A small, but significant, increase in the renal SC marker Oct-4  was observed after the injection of AD-MSCs in uraemic rats, suggesting an induction of tubular and epithelial cells to undergo EMT processes, to proliferate and differentiate with a consequent renal reparative phenomenon, or may indicate an induction of resident kidney SCs to proliferate and mediate kidney repair. Comparative data have shown that the Oct-4 levels induced by AD-MSCs, are higher than the levels induced by BM-MSCs, as reported previously by our group . In this regard, we must emphasize that these two pathways are not mutually exclusive and that both probably play a role in tissue regeneration.
It has been proposed that the proliferation and differentiation of MSCs and resident kidney SCs into mature and functional epithelial cells capable of promoting repair is achieved by the secretion of the anti-inflammatory protein TSG-6 due to the embolization of the injected MSCs in the lung . In this study, we have evidence of the arrival of MSCs into kidney, although we cannot rule out the possible embolization of injected MSCs in the lungs and the subsequent secretion of paracrine factors. In fact, after 35 days we found a minimal presence of MSCs in the kidney, which favours previous data on a paracrine mechanism of action [63,64].

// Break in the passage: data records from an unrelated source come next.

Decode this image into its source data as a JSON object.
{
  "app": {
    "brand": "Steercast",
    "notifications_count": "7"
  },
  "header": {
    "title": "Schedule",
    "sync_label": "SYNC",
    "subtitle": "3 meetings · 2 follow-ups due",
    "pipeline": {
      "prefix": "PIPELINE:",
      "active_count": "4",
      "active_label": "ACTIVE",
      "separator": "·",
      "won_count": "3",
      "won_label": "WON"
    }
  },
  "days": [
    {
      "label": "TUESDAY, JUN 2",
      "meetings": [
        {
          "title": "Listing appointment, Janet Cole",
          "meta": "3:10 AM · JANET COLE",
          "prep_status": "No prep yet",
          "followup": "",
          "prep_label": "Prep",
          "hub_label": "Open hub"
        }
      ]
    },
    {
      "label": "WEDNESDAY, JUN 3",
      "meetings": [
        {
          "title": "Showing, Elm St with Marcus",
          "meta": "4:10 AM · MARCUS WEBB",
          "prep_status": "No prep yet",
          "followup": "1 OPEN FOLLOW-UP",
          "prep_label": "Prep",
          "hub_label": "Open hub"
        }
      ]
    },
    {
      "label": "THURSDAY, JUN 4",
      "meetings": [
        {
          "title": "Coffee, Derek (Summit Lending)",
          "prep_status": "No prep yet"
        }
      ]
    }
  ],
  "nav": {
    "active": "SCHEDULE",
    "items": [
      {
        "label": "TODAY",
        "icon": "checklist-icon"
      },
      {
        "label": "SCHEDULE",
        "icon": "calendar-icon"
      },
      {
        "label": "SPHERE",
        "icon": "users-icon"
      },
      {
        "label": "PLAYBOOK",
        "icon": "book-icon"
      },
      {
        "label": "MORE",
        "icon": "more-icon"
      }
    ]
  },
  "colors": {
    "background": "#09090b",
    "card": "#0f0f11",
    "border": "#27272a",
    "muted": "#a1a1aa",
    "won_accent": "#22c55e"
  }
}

In summary, our present results have shown the positive effects of AD-MSCs in an animal model of CKD. We propose that the use of AD-MSCs in CKD patients could be possible, owing to the facility to obtain and culture AD-MSCs. Considering the high prevalence and incidence of this pathology in the world, the present study opens a new perspective in SC therapy and regenerative medicine for CKD, in which AD-MSCs could play a therapeutically beneficial role.
This work was supported by Fondecyt [grant number 11075029 (to S.V.)], FAI Med [grant number 002-08 (to S.V. and C.P.V.)] and CONICYT [grant number PFB 12-2007 (to C.P.V.)].
Sandra Villanueva, Juan Carreño, Carlos Vio conceived the experiments and co-wrote the paper; César Vergara, Rocio Strodthoff, Francisca Fajre, Carlos Céspedes, Pablo Sáez and Lorena Salazar carried out the study; and Carlos Irarrázabal, Fernando Figueroa and Jorge Bartolucci analysed the data and co-wrote the paper.
We thank Dr Maroun Khoury for critical reading of the paper prior to submission, and Mrs Maria Alcoholado for technical assistance in tissue processing.
Abbreviations: Ab, antibody; ARF, acute renal failure; AU, arbitrary units; BM, bone marrow; BMP-7, bone morphogenetic protein 7; BUN, blood urea nitrogen; CKD, chronic kidney disease; CM, culture medium; CMFDA, 5-chloromethylfluorescein diaconate; DAB, diaminobenzidine; EMT, epithelial–mesenchymal transition; GFR, glomerular filtration rate; H&E, haematoxylin and eosin; IHC, immunohistochemistry; mAb, monoclonal Ab; MSC, mesenchymal stem cell; AD-MSC, adipose-tissue-derived MSC; NPX, nephrectomy; PAP, peroxidase-antiperoxidase; SC, stem cell; SD, Sprague–Dawley; SR, Sirius Red; VEGF, vascular endothelial growth factor; WB, Western blotting; α-SMA, α-smooth muscle actin
- © The Authors Journal compilation © 2013 Biochemical Society